Julius Caesar was marching with his legion somewhere in France enjoying the lovely weather, tasty wine, and fanatical tribesmen... fanatical tribesmen? Indeed, he was constantly attacked by armies of Gauls, but this particular army was much bigger than any of those he had faced before. However, Caesar did not lose hope, instead, he selected the most advantageous position for a camp he could find, and began scheming. His first move was to shrink the size of his camp. He made men share tents and he reduced the widths of the roads within, causing the Gauls to believe he commanded a much smaller army then he actually had. After he did this, he ordered all of his men to feign confusion and disorder. When the Gallic army arrived, they found a tiny camp populated by seemingly terrified soldiers. Once they observed this, they held Caesar and his army in contempt. So arrogant were they, that they sent one division of cavalry out to confront the fort. Caesar replied by sending out cavalry who were specifically told to break and flee in terror after a minute's worth of combat. This done, Caesar made an extravagant show of bracing all of his walls with earth, including, so the Gauls thought, the gates. The Gauls, thinking that Caesar had piled earth against his gates, by doing so hemming himself in, began to act very reckless, assuming that Caesar was trapped within his fort. They took up a disadvantageous position and began to stroll about without their weapons. Finally, they attacked with a portion of their army, thinking that Caesar's army was very small, and very demoralized. Instead, they met with brutal resistance, and as they attempted to scale the walls, Caesar and most of his camp burst out of the supposedly blockaded gates. Caught by surprise, the Gauls were mowed down before Caesar's army. After a short battle, the entire Gallic army fled into the forests.

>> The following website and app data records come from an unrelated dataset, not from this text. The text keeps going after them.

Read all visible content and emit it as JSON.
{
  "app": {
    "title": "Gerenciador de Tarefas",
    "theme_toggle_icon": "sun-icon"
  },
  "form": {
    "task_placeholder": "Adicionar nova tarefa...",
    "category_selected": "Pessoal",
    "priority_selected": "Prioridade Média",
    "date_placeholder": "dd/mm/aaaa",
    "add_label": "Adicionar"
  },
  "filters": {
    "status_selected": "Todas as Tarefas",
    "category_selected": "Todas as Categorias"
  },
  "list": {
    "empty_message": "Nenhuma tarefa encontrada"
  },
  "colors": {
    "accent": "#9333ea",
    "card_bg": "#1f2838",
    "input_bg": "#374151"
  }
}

As you can see, this episode of deception was carried out with such skill so as to trick an entire army and eventually defeat them. This, while not the inception of deception is still one of the best early examples of a small army deceiving a much larger one, and by doing so obtaining victory.

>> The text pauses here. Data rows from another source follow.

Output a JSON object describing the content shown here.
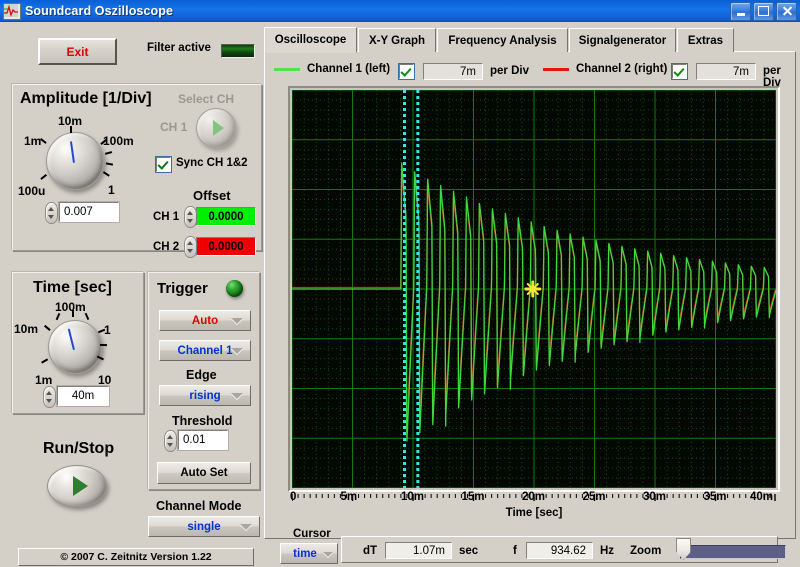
{
  "window": {
    "title": "Soundcard Oszilloscope",
    "minimize_label": "minimize",
    "maximize_label": "maximize",
    "close_label": "close"
  },
  "left_panel": {
    "exit_label": "Exit",
    "filter_label": "Filter active",
    "amplitude": {
      "title": "Amplitude [1/Div]",
      "knob_ticks": [
        "100u",
        "1m",
        "10m",
        "100m",
        "1"
      ],
      "value": "0.007"
    },
    "select_ch": {
      "title": "Select CH",
      "channel_label": "CH 1"
    },
    "sync_label": "Sync CH 1&2",
    "sync_checked": true,
    "offset": {
      "title": "Offset",
      "ch1_label": "CH 1",
      "ch1_value": "0.0000",
      "ch1_color": "#00ee00",
      "ch2_label": "CH 2",
      "ch2_value": "0.0000",
      "ch2_color": "#ee0000"
    },
    "time": {
      "title": "Time [sec]",
      "knob_ticks": [
        "1m",
        "10m",
        "100m",
        "1",
        "10"
      ],
      "value": "40m"
    },
    "trigger": {
      "title": "Trigger",
      "mode": "Auto",
      "mode_color": "#e00000",
      "source": "Channel 1",
      "source_color": "#0033cc",
      "edge_label": "Edge",
      "edge": "rising",
      "edge_color": "#0033cc",
      "threshold_label": "Threshold",
      "threshold": "0.01",
      "autoset_label": "Auto Set"
    },
    "run_stop_label": "Run/Stop",
    "channel_mode": {
      "label": "Channel Mode",
      "value": "single",
      "value_color": "#0033cc"
    },
    "copyright": "© 2007   C. Zeitnitz Version 1.22"
  },
  "tabs": [
    {
      "label": "Oscilloscope",
      "active": true
    },
    {
      "label": "X-Y Graph",
      "active": false
    },
    {
      "label": "Frequency Analysis",
      "active": false
    },
    {
      "label": "Signalgenerator",
      "active": false
    },
    {
      "label": "Extras",
      "active": false
    }
  ],
  "channels": [
    {
      "name": "Channel 1 (left)",
      "color": "#4ee44e",
      "enabled": true,
      "per_div_value": "7m",
      "per_div_label": "per Div"
    },
    {
      "name": "Channel 2 (right)",
      "color": "#ee1111",
      "enabled": true,
      "per_div_value": "7m",
      "per_div_label": "per Div"
    }
  ],
  "cursor": {
    "label": "Cursor",
    "mode": "time",
    "mode_color": "#0033cc",
    "dt_label": "dT",
    "dt_value": "1.07m",
    "dt_unit": "sec",
    "f_label": "f",
    "f_value": "934.62",
    "f_unit": "Hz",
    "zoom_label": "Zoom",
    "zoom_position": 0
  },
  "chart_data": {
    "type": "line",
    "title": "",
    "xlabel": "Time [sec]",
    "ylabel": "",
    "xlim": [
      0,
      0.04
    ],
    "xtick_labels": [
      "0",
      "5m",
      "10m",
      "15m",
      "20m",
      "25m",
      "30m",
      "35m",
      "40m"
    ],
    "xtick_values": [
      0,
      0.005,
      0.01,
      0.015,
      0.02,
      0.025,
      0.03,
      0.035,
      0.04
    ],
    "ylim": [
      -4,
      4
    ],
    "grid": true,
    "grid_color": "#0f7a0f",
    "background": "#030803",
    "divisions_x": 8,
    "divisions_y": 8,
    "series": [
      {
        "name": "Channel 1 (left)",
        "color": "#3dd93d",
        "per_div": "7m"
      },
      {
        "name": "Channel 2 (right)",
        "color": "#d42a1a",
        "per_div": "7m"
      }
    ],
    "waveform": {
      "description": "Decaying damped pulse train (plucked string / percussive transient). Flat baseline until onset at ~9.0 ms, then a burst of narrow bipolar spikes with exponentially decaying envelope out to 40 ms.",
      "onset_time": 0.009,
      "pulse_period": 0.00107,
      "pulse_frequency": 934.62,
      "baseline": 0.0,
      "peak_initial": 2.55,
      "peak_final": 0.55,
      "trough_initial": -3.6,
      "trough_final": -0.35,
      "decay_tau": 0.017
    },
    "cursors": {
      "vertical_color": "#35e8e8",
      "vertical_times": [
        0.0093,
        0.0104
      ],
      "marker_color": "#f2e63a",
      "marker_time": 0.0199,
      "marker_value": 0.0
    }
  }
}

    This is a photo of the town of Sancerre, in central France, taken by me when I went to study French there.
As you can see, the geography of the area involves extensive forests, and if any of my readers are wondering why Caesar let any of this large Gallic army escape, you now know why. Thanks for reading!